Of course this one could be right out of a Buddhist text, in terms of the assessment that desire just begets desire. And although Buddha ultimately rejected pure asceticism in favor of ‘the middle way’, I think this quote gets to the heart of what renunciation is really supposed to be about in both traditions (and other spiritual traditions, for that matter): It isn’t meant to be a moral rejection of the body, the material world, or physical reality in general. It is meant to be a simplification, a lessening of distraction, so that we can hear the quiet voice within.

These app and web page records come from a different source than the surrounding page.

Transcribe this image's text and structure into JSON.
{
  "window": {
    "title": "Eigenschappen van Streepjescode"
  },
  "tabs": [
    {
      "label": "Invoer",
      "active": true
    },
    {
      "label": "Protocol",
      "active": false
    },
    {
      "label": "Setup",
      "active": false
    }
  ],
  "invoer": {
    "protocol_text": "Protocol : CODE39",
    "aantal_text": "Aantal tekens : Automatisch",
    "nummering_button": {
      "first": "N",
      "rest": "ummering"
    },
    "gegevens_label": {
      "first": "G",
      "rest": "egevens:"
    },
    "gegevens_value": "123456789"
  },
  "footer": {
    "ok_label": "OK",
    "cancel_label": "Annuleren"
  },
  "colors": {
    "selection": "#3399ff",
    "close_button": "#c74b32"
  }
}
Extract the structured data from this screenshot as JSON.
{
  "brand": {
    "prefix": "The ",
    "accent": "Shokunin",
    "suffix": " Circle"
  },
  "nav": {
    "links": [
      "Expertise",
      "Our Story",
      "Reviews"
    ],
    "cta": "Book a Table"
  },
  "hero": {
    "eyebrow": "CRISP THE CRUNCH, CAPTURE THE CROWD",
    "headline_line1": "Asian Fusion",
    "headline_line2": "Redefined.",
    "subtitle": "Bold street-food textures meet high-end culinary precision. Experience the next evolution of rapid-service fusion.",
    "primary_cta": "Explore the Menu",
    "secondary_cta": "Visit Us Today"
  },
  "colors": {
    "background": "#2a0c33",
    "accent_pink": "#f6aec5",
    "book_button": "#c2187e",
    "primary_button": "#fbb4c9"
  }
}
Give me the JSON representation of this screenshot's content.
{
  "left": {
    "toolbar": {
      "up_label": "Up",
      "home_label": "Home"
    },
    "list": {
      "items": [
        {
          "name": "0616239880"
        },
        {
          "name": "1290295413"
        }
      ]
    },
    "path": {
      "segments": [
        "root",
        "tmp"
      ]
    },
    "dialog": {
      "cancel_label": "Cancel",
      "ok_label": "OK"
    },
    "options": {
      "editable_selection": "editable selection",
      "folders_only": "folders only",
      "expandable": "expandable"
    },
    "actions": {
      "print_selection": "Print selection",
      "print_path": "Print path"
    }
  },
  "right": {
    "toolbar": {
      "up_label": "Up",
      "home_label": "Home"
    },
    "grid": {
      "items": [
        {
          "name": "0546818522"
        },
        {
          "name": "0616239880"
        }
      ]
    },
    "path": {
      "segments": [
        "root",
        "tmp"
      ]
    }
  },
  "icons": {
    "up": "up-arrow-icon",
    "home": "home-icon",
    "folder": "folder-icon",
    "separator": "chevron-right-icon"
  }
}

From Amma Sarah, whom we have more life details for: She was born into a wealthy Christian family in Upper Egypt, and as an adult rejected her family to move near a women’s monastery in the desert. For many years, she lived alone nearby in a small ascetic cell, and was known for tending to the sick in the local community. Eventually she joined the monastery full-time and became a spiritual elder there. Many sayings are attributed to her, including:
“If I prayed that all people should approve of my conduct, I should find myself a penitent at the door of each one, so I shall rather pray that my heart shall be pure towards all.”
I think any of us can relate to this quote, in terms of the impossibility of ever earning the approval of everyone we know. We can never control others’ perceptions of us, only our response.
A few recent posts I’ve liked, that are related to this one or at the very least the holiday season:
A two-part series at Happy Lotus, When in Doubt: To Be Like John or Jesus?
An honest description of a Vipassana retreat (which is probably the most ascetic Buddhist tradition alive today) at Abundance Tapestry - Goenka Vipassana Meditation: Your Body as a Laboratory
By Mermaid from a personal perspective, an account of Embracing the Darkness (which is really what the energy of Winter Solstice is all about, from my perspective – embracing the darkness to come back into the light new)
And at Holistic Mama, ideas for celebrating Solstice/Yuletide/Winter without the hype of Christmas in Magic (mostly) Without Christmas
This will probably be the last post of the year for me, so I truly wish all of you a light-filled solstice/Christmas/New Year (or whatever!) May love and joy be yours.